"I'm probably hitting the ball better than I did in my prime because of the (improved) technology," Sampras said last month.
But he did admit that "I haven't quite captured the explosiveness I used to play with. I'm not as limber."
How they shape up, and whether they will be taking it seriously, remains to be seen.
Following Seoul, Federer and Sampras move to Kuala Lumpur on Thursday before ending up in Macau on Saturday.
Tickets are selling fast, with fans relishing a rare chance to see two giants of the game on either side of the net.
Lincoln Venancio, managing director of the Hong Kong-based promotor, Entertainment Group Limited, touts the showdowns as "a real once-in-a-life time opportunity".
"Some fans are comparing this classic to the Muhammad Ali versus Joe Frazier boxing match, to Pele and Maradona playing on the same football pitch or to Van Gogh and Picasso working on the one single painting," he said.
Federer admits he is looking forward to the challenge.
"Ever since I was a child, I would watch, imitate, and emulate Sampras' backhand. And now it's part of my own arsenal," he said.
"It's going to be difficult because I practiced with him in LA this year. He seemed to play very, very well. He's still got the lethal forehand, the great slice and the great serve, you know, the fantastic movement and volleys."

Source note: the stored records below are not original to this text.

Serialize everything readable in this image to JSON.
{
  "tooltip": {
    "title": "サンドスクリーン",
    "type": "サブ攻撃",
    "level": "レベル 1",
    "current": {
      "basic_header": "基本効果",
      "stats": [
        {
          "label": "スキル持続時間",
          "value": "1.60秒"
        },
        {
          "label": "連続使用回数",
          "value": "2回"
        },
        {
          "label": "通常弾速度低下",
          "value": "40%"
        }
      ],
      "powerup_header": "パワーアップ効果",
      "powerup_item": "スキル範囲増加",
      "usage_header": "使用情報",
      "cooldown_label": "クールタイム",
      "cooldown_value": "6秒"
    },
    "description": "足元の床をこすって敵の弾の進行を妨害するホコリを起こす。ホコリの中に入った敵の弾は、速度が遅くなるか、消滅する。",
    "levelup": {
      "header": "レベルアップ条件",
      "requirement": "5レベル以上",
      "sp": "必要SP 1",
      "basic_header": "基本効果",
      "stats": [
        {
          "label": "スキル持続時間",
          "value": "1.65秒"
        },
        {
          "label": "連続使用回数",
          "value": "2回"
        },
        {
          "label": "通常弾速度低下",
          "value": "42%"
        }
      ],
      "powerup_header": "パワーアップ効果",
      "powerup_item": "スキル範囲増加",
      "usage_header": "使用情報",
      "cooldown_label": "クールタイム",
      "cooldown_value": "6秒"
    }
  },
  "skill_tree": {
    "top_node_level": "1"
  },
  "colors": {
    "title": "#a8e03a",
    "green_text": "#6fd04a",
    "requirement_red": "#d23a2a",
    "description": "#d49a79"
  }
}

Sampras won five US Open titles and two more at the Australian Open, but it was Wimbledon where he was unbeatable, lifting the trophy seven times.
However, it was his failure to reach the top at the French Open that has kept the 36-year-old from being thought of as the best ever.
Along with his grand slam success, Sampras held the world number one ranking for a record 286 weeks, including a streak of 102 weeks that has now been bettered by Federer.
In all, Sampras finished with 64 singles titles.
Federer, 26, is fast catching up, currently sitting on 53 titles and, with time on his side, should surpass the American's haul.
The two met at competitive level only once in their careers, in the fourth round of Wimbledon in 2001.
Federer won in five sets, effectively signalling the beginning of the end of Sampras' reign as world number one.
Sampras has said he expects Federer to beat his 14 grand slam titles. © 2007 Australian Broadcasting Corporation